During the summer of 1858 Tolbert Fanning, President of Franklin College and a leader in Middle Tennessee for over twenty-five years, toured the congregations surrounding Nashville. He recounts this tour in the September 1858 edition of the Gospel Advocate (“Prospects in Middle Tennessee,” pp. 257-263).
He visited Hartsville and Bledsoe’s Creek congregations in Sumner county; Lebanon and Bethel in Wilson county; New Hope in Canon county; Ebenezer, Millersburg and Murfreesboro in Rutherford county, Shelbyville in Bedford county; Fayetteville in Lincoln county; Petersburg, Berea and Lewisburg in Marshall county; Williamsport and Columbia in Maury county; and Nolensville, Hillsboro, Thompson’s Station and Boston in Davidson county.
He drew three conclusions from his tour (pp. 262-263):
1. We have labored in Tennessee in word and teaching for twenty-nine years, and we never witnessed half the anxiety generally to hear and examine the Truth.
2. We never before saw half so many brethren determined to labor for the Lord. More churches are meeting for worship than have been at any previous date engaged.
3. We conscientiously believe that the brethren no where on earth possess a higher appreciation of the Truth, and of spiritual life, than in Tennessee, and with all our reverses the prospects are flattering. A faithful perseverence [sic] in well doing will remove mountains.
The recent “reverses” is an allusion to the devolution of the Nashville church under the leadership of Jesse B. Ferguson who embraced “spiritualism” as a theological method. His youth, popularity, and rhetorical flourish led the church away from its 1820s-1830s roots, according to Fanning.

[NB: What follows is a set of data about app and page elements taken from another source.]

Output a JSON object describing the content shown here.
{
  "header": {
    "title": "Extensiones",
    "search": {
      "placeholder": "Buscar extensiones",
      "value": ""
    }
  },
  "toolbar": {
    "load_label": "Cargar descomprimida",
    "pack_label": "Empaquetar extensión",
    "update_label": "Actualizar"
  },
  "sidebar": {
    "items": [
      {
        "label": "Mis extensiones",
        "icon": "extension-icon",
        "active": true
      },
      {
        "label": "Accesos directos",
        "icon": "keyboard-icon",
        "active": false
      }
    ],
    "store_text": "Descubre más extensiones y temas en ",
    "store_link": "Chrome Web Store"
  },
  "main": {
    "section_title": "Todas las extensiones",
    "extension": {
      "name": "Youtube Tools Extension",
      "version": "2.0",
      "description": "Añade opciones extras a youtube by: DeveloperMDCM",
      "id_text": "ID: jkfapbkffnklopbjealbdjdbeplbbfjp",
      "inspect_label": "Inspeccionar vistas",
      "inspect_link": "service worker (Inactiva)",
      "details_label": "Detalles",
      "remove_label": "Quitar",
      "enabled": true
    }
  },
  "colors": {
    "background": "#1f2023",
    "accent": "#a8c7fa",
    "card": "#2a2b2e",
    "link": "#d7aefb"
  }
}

However, this has occasioned a revival of sorts.
The apostacy and opposition of several popular men, who were numbered with us, have doubtless had the effect to induce the brethren to re-examine the foundation on which we are building, and the result is, that an unusual degree of intelligence is evinced by all who read and study, especially the Divine oracles. We regard it not the least flattery to intimate the probability that there are perhaps more independent thinkers, and devoted and intelligent Christians in Tenn., in proportion to the numbers professing faith, than in any other State in the Union. Our church afflictions have had the effect to weaken the confidence in the infallibility of men, to teach us humility, and we are not sure but they have had an influence to better qualify us for grappling with difficult questions.
Fanning reports that he has seen evidence of a great growth in the “spiritual life” of congregations in Middle Tennessee (p. 257). One of the major pieces of evidence for him was the growing practice of “meeting weekly to worship” (p. 262). It was more common, as Fanning notes, for churches to meet only once a month or only when an Evangelist was in town (as was still the case for some communities like Lebanon). For Fanning the “Lord’s Day” is a critical part of what it means to be a church, to cooperate in the work of the Lord, and to fulfill the mission of Christ.
In future blogs I hope, as time permits, to explore this theological idea as Fanning seeks to inculcate a reverence for the Lord’s Day on the part of Middle Tennessee congregations.